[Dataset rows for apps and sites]
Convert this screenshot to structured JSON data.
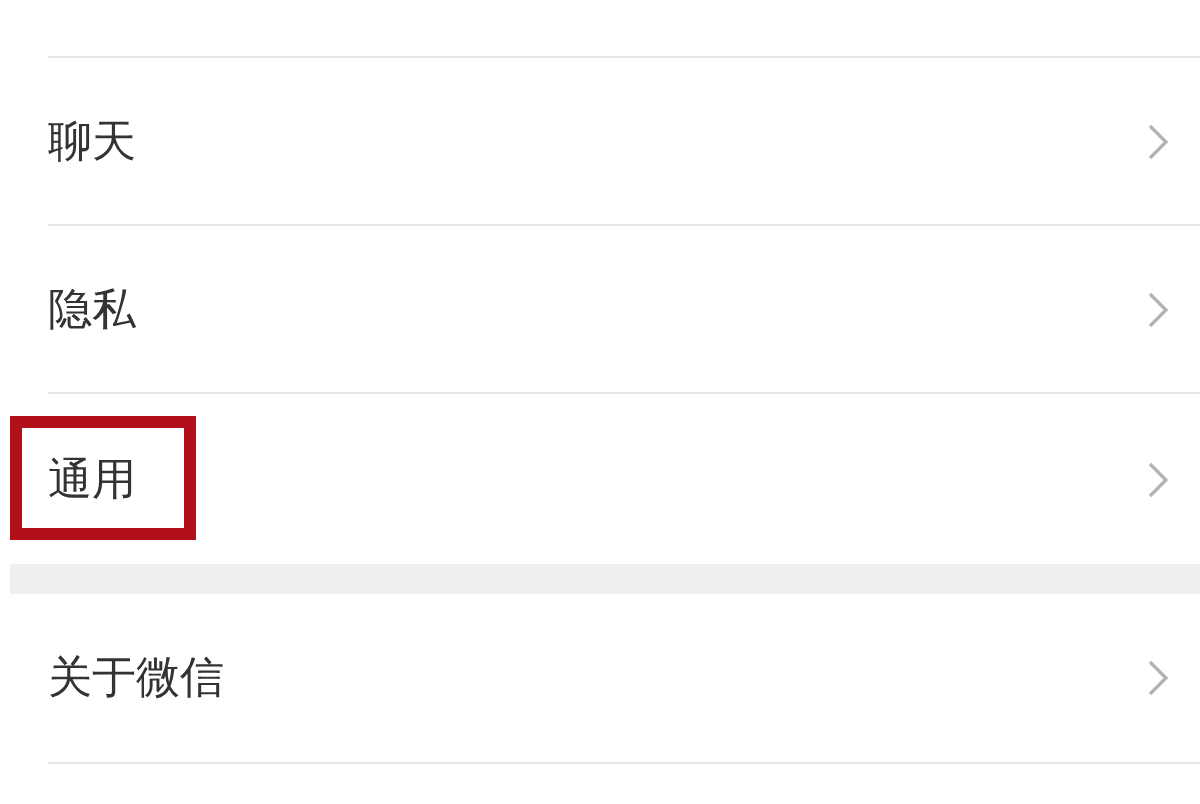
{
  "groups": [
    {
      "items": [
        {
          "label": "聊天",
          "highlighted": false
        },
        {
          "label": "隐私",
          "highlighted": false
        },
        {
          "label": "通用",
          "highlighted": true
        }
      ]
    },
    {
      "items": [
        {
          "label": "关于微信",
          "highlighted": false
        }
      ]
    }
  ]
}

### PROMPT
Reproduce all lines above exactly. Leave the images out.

### RESPONSE TO THE TASK
Convert this screenshot to structured JSON data.
{
  "groups": [
    {
      "items": [
        {
          "label": "聊天",
          "highlighted": false
        },
        {
          "label": "隐私",
          "highlighted": false
        },
        {
          "label": "通用",
          "highlighted": true
        }
      ]
    },
    {
      "items": [
        {
          "label": "关于微信",
          "highlighted": false
        }
      ]
    }
  ]
}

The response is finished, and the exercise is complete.